The lines of the records that include "JSON" should all be copied.

[Web page and app entries]
□ □ □ □

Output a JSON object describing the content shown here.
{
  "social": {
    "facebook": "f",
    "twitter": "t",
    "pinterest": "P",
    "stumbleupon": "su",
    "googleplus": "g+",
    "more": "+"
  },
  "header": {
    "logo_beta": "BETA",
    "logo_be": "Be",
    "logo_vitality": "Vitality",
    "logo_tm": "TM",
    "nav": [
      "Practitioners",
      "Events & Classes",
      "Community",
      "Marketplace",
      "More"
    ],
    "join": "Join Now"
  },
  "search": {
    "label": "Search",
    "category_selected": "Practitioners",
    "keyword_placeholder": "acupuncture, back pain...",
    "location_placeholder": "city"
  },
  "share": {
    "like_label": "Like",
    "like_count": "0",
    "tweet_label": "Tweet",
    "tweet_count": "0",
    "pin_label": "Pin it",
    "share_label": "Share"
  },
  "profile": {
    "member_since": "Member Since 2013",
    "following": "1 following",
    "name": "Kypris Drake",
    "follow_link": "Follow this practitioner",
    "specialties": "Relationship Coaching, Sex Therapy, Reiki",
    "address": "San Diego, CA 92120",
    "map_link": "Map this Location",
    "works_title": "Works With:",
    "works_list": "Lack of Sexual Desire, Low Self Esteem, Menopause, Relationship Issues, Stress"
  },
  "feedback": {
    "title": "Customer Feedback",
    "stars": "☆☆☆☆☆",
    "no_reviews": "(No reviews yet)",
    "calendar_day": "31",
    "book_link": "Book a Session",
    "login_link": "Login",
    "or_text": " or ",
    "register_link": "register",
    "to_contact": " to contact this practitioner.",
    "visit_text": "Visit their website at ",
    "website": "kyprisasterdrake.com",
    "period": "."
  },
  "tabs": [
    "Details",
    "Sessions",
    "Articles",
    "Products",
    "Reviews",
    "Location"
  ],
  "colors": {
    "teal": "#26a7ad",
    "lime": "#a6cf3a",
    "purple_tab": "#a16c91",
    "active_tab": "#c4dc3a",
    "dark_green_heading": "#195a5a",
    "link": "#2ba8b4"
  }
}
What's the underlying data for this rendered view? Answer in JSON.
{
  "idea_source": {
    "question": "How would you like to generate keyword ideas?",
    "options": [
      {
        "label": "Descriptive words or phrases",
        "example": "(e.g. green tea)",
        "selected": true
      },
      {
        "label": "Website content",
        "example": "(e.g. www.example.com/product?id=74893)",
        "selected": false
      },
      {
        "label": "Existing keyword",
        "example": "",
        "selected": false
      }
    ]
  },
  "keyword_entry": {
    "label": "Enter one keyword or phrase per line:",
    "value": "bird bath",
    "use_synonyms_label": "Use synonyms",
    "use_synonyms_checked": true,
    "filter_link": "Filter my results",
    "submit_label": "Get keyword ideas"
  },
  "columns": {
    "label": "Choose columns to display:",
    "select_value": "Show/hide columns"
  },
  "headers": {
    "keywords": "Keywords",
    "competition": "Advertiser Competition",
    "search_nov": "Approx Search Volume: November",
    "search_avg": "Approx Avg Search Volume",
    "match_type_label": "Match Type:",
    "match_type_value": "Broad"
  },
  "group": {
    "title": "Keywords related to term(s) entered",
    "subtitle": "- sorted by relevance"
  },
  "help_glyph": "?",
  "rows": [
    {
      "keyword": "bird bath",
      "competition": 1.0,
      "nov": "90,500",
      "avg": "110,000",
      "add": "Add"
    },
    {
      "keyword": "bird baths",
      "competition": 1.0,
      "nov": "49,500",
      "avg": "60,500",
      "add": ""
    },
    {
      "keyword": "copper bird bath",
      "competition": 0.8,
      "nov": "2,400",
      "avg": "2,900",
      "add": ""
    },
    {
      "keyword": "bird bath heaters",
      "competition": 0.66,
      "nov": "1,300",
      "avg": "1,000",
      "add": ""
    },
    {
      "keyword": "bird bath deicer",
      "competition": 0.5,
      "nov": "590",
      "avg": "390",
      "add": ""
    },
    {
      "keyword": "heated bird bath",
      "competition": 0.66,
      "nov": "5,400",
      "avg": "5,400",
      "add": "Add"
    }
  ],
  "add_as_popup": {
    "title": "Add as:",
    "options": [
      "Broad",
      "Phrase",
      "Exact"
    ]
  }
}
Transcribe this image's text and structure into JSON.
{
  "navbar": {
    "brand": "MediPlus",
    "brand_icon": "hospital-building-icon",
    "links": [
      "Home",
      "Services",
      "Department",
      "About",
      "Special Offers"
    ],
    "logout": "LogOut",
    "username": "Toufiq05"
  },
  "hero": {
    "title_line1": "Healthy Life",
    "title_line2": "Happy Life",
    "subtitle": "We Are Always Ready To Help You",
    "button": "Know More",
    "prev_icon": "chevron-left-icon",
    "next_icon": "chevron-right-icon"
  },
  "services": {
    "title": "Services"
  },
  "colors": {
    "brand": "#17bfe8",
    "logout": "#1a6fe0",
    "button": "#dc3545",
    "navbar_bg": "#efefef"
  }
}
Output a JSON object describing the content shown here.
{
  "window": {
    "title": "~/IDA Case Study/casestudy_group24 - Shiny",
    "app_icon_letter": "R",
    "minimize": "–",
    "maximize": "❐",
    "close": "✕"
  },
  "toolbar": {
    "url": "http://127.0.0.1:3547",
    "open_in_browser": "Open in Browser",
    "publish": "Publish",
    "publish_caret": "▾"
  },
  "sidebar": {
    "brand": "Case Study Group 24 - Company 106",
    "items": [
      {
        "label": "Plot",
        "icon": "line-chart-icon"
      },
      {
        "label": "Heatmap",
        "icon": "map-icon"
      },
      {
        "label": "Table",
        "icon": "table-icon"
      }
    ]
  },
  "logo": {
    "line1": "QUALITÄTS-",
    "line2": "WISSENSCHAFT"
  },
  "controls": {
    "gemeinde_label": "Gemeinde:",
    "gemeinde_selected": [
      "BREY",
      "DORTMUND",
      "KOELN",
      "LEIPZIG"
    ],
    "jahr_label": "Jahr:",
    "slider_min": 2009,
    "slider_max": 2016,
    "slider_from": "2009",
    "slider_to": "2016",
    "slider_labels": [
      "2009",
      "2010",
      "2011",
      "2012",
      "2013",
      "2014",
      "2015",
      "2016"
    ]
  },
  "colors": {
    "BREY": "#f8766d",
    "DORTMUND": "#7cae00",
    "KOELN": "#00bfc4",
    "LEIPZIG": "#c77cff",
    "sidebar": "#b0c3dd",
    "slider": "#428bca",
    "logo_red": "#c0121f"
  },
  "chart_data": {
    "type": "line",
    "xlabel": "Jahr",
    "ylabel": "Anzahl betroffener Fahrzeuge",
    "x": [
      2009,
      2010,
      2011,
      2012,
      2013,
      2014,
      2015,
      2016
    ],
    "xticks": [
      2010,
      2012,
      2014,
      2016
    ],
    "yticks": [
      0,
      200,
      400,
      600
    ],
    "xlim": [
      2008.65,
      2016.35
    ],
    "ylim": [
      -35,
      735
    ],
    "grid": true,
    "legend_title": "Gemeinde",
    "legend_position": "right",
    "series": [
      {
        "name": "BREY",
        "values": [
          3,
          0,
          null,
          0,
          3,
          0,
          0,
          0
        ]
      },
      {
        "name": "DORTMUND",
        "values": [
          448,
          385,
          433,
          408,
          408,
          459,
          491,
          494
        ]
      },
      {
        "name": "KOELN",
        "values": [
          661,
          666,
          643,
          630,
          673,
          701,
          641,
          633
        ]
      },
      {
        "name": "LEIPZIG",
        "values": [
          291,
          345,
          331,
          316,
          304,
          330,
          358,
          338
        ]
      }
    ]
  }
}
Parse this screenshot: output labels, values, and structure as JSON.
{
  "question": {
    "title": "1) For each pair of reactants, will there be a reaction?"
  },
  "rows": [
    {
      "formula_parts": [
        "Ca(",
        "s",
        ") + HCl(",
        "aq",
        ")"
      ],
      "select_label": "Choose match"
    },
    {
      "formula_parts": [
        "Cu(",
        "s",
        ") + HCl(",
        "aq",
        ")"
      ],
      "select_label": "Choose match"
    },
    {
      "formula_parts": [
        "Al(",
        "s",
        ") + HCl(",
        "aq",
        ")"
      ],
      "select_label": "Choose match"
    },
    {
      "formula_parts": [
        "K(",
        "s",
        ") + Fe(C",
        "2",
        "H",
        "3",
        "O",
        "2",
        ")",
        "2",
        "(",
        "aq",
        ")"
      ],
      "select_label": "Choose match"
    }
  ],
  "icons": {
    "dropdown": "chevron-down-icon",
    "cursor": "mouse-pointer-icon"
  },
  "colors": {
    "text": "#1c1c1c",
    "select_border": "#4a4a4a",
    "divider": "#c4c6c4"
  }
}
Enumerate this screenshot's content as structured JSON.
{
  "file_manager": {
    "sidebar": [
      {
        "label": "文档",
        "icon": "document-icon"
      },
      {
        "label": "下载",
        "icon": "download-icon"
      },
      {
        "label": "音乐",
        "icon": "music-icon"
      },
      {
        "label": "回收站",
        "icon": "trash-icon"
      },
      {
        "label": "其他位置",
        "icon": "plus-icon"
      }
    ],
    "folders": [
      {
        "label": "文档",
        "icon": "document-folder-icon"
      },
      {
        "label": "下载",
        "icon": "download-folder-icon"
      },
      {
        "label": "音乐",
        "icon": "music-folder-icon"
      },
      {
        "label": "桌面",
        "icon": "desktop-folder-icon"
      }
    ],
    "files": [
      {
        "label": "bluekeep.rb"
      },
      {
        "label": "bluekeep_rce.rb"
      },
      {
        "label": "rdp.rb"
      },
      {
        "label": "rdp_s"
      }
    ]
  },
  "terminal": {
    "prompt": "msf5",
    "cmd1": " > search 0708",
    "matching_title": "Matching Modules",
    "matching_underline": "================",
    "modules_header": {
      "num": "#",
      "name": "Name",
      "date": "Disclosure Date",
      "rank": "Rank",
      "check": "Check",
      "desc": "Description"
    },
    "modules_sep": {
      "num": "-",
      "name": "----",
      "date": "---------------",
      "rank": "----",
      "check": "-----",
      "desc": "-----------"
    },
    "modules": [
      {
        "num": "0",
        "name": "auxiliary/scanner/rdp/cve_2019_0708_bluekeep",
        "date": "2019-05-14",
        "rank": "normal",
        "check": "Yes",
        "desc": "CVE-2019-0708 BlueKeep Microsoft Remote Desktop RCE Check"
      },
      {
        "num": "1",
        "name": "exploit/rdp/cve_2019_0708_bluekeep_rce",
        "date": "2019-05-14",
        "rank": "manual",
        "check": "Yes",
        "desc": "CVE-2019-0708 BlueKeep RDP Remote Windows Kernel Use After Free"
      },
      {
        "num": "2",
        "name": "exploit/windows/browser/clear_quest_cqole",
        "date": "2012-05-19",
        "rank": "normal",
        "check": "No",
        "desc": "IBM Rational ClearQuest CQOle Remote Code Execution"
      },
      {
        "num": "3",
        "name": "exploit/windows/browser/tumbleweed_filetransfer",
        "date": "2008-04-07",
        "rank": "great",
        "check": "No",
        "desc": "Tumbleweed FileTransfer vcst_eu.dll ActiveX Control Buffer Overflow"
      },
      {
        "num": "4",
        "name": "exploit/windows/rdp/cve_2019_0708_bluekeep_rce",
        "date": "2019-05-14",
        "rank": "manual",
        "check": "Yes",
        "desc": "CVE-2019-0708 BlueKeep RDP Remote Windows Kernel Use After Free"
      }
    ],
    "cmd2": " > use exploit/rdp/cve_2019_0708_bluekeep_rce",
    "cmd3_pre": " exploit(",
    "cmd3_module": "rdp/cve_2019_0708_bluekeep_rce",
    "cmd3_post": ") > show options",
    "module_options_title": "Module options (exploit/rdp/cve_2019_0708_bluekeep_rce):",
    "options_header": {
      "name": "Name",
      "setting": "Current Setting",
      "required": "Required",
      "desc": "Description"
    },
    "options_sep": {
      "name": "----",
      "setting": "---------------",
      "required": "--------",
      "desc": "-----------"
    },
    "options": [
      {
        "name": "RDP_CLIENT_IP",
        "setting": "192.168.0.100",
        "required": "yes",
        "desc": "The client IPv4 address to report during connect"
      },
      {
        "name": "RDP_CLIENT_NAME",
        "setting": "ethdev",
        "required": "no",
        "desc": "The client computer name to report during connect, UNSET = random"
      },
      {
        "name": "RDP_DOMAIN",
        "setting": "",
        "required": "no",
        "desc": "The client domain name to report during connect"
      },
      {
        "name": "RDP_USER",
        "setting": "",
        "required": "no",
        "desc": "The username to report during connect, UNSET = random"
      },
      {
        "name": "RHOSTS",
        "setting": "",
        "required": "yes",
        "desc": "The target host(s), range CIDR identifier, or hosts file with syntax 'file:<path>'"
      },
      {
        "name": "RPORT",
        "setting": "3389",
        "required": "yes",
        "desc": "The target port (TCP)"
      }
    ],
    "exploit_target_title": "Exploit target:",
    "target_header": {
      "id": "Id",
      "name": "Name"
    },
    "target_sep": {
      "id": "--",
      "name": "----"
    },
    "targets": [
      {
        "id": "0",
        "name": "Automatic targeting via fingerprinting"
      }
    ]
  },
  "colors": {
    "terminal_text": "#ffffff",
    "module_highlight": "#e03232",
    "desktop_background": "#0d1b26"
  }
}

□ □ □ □

Task solution:
Output a JSON object describing the content shown here.
What's the underlying data for this rendered view? Answer in JSON.
Transcribe this image's text and structure into JSON.
Output a JSON object describing the content shown here.
Parse this screenshot: output labels, values, and structure as JSON.
Enumerate this screenshot's content as structured JSON.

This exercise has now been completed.